**What you should do**.
Without omitting anything, retype the data that follows.

::: Records provided :::

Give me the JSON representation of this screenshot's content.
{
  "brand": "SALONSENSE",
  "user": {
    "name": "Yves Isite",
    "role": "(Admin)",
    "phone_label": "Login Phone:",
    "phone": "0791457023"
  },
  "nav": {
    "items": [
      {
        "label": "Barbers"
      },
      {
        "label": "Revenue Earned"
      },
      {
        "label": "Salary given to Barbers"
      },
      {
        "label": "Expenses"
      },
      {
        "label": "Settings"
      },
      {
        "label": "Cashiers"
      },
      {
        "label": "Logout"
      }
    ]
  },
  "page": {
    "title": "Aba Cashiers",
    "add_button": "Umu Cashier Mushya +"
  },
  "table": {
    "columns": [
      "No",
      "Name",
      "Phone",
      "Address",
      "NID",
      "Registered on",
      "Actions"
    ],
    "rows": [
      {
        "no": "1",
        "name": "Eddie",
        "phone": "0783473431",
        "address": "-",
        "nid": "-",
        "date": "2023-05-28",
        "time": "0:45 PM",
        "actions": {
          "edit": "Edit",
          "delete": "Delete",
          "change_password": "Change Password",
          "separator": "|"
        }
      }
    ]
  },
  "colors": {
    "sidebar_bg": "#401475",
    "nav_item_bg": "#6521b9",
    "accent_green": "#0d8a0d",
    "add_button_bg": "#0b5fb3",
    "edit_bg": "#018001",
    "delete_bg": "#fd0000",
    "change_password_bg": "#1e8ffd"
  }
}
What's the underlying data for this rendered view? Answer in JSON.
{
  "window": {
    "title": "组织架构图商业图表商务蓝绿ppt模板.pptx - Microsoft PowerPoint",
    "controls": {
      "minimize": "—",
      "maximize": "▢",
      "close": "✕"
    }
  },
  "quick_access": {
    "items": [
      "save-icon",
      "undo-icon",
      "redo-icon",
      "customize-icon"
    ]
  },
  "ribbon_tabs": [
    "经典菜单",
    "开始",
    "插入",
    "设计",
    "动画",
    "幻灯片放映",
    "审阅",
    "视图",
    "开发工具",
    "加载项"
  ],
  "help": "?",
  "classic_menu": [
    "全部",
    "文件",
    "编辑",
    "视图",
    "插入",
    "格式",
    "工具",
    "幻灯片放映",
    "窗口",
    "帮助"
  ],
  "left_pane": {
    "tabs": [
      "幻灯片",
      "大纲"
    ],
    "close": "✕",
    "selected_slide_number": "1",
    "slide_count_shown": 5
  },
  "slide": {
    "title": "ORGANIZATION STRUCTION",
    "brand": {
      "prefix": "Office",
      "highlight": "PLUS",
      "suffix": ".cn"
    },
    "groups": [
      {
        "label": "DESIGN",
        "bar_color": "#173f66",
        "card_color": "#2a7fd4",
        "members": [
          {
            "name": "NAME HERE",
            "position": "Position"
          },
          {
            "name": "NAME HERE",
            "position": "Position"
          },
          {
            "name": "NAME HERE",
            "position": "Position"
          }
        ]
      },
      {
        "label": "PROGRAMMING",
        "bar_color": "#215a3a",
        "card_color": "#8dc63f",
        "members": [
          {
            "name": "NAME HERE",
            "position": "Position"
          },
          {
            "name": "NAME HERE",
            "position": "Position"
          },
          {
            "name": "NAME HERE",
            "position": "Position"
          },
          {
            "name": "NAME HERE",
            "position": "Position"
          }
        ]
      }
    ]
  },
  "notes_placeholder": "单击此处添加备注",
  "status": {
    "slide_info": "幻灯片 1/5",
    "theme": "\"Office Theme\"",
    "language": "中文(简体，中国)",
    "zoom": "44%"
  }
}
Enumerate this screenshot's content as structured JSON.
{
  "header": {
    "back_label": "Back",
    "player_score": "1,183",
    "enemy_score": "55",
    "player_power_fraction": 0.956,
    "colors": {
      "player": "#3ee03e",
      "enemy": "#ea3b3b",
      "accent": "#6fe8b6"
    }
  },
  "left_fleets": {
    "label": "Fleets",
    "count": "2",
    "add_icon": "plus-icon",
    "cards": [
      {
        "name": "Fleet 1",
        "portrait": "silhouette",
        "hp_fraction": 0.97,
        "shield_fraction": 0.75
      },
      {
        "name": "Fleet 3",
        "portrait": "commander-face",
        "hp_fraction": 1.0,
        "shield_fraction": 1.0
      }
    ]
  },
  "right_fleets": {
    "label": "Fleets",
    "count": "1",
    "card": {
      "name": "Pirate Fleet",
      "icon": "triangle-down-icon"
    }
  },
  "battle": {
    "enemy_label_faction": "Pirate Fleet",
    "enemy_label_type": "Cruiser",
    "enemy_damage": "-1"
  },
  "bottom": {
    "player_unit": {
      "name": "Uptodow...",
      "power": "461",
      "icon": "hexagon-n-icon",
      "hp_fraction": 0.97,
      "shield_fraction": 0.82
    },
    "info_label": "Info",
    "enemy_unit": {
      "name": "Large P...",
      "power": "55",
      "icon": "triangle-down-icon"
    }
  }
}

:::

**Result of this task**.
Give me the JSON representation of this screenshot's content.
{
  "brand": "SALONSENSE",
  "user": {
    "name": "Yves Isite",
    "role": "(Admin)",
    "phone_label": "Login Phone:",
    "phone": "0791457023"
  },
  "nav": {
    "items": [
      {
        "label": "Barbers"
      },
      {
        "label": "Revenue Earned"
      },
      {
        "label": "Salary given to Barbers"
      },
      {
        "label": "Expenses"
      },
      {
        "label": "Settings"
      },
      {
        "label": "Cashiers"
      },
      {
        "label": "Logout"
      }
    ]
  },
  "page": {
    "title": "Aba Cashiers",
    "add_button": "Umu Cashier Mushya +"
  },
  "table": {
    "columns": [
      "No",
      "Name",
      "Phone",
      "Address",
      "NID",
      "Registered on",
      "Actions"
    ],
    "rows": [
      {
        "no": "1",
        "name": "Eddie",
        "phone": "0783473431",
        "address": "-",
        "nid": "-",
        "date": "2023-05-28",
        "time": "0:45 PM",
        "actions": {
          "edit": "Edit",
          "delete": "Delete",
          "change_password": "Change Password",
          "separator": "|"
        }
      }
    ]
  },
  "colors": {
    "sidebar_bg": "#401475",
    "nav_item_bg": "#6521b9",
    "accent_green": "#0d8a0d",
    "add_button_bg": "#0b5fb3",
    "edit_bg": "#018001",
    "delete_bg": "#fd0000",
    "change_password_bg": "#1e8ffd"
  }
}
What's the underlying data for this rendered view? Answer in JSON.
{
  "window": {
    "title": "组织架构图商业图表商务蓝绿ppt模板.pptx - Microsoft PowerPoint",
    "controls": {
      "minimize": "—",
      "maximize": "▢",
      "close": "✕"
    }
  },
  "quick_access": {
    "items": [
      "save-icon",
      "undo-icon",
      "redo-icon",
      "customize-icon"
    ]
  },
  "ribbon_tabs": [
    "经典菜单",
    "开始",
    "插入",
    "设计",
    "动画",
    "幻灯片放映",
    "审阅",
    "视图",
    "开发工具",
    "加载项"
  ],
  "help": "?",
  "classic_menu": [
    "全部",
    "文件",
    "编辑",
    "视图",
    "插入",
    "格式",
    "工具",
    "幻灯片放映",
    "窗口",
    "帮助"
  ],
  "left_pane": {
    "tabs": [
      "幻灯片",
      "大纲"
    ],
    "close": "✕",
    "selected_slide_number": "1",
    "slide_count_shown": 5
  },
  "slide": {
    "title": "ORGANIZATION STRUCTION",
    "brand": {
      "prefix": "Office",
      "highlight": "PLUS",
      "suffix": ".cn"
    },
    "groups": [
      {
        "label": "DESIGN",
        "bar_color": "#173f66",
        "card_color": "#2a7fd4",
        "members": [
          {
            "name": "NAME HERE",
            "position": "Position"
          },
          {
            "name": "NAME HERE",
            "position": "Position"
          },
          {
            "name": "NAME HERE",
            "position": "Position"
          }
        ]
      },
      {
        "label": "PROGRAMMING",
        "bar_color": "#215a3a",
        "card_color": "#8dc63f",
        "members": [
          {
            "name": "NAME HERE",
            "position": "Position"
          },
          {
            "name": "NAME HERE",
            "position": "Position"
          },
          {
            "name": "NAME HERE",
            "position": "Position"
          },
          {
            "name": "NAME HERE",
            "position": "Position"
          }
        ]
      }
    ]
  },
  "notes_placeholder": "单击此处添加备注",
  "status": {
    "slide_info": "幻灯片 1/5",
    "theme": "\"Office Theme\"",
    "language": "中文(简体，中国)",
    "zoom": "44%"
  }
}
Enumerate this screenshot's content as structured JSON.
{
  "header": {
    "back_label": "Back",
    "player_score": "1,183",
    "enemy_score": "55",
    "player_power_fraction": 0.956,
    "colors": {
      "player": "#3ee03e",
      "enemy": "#ea3b3b",
      "accent": "#6fe8b6"
    }
  },
  "left_fleets": {
    "label": "Fleets",
    "count": "2",
    "add_icon": "plus-icon",
    "cards": [
      {
        "name": "Fleet 1",
        "portrait": "silhouette",
        "hp_fraction": 0.97,
        "shield_fraction": 0.75
      },
      {
        "name": "Fleet 3",
        "portrait": "commander-face",
        "hp_fraction": 1.0,
        "shield_fraction": 1.0
      }
    ]
  },
  "right_fleets": {
    "label": "Fleets",
    "count": "1",
    "card": {
      "name": "Pirate Fleet",
      "icon": "triangle-down-icon"
    }
  },
  "battle": {
    "enemy_label_faction": "Pirate Fleet",
    "enemy_label_type": "Cruiser",
    "enemy_damage": "-1"
  },
  "bottom": {
    "player_unit": {
      "name": "Uptodow...",
      "power": "461",
      "icon": "hexagon-n-icon",
      "hp_fraction": 0.97,
      "shield_fraction": 0.82
    },
    "info_label": "Info",
    "enemy_unit": {
      "name": "Large P...",
      "power": "55",
      "icon": "triangle-down-icon"
    }
  }
}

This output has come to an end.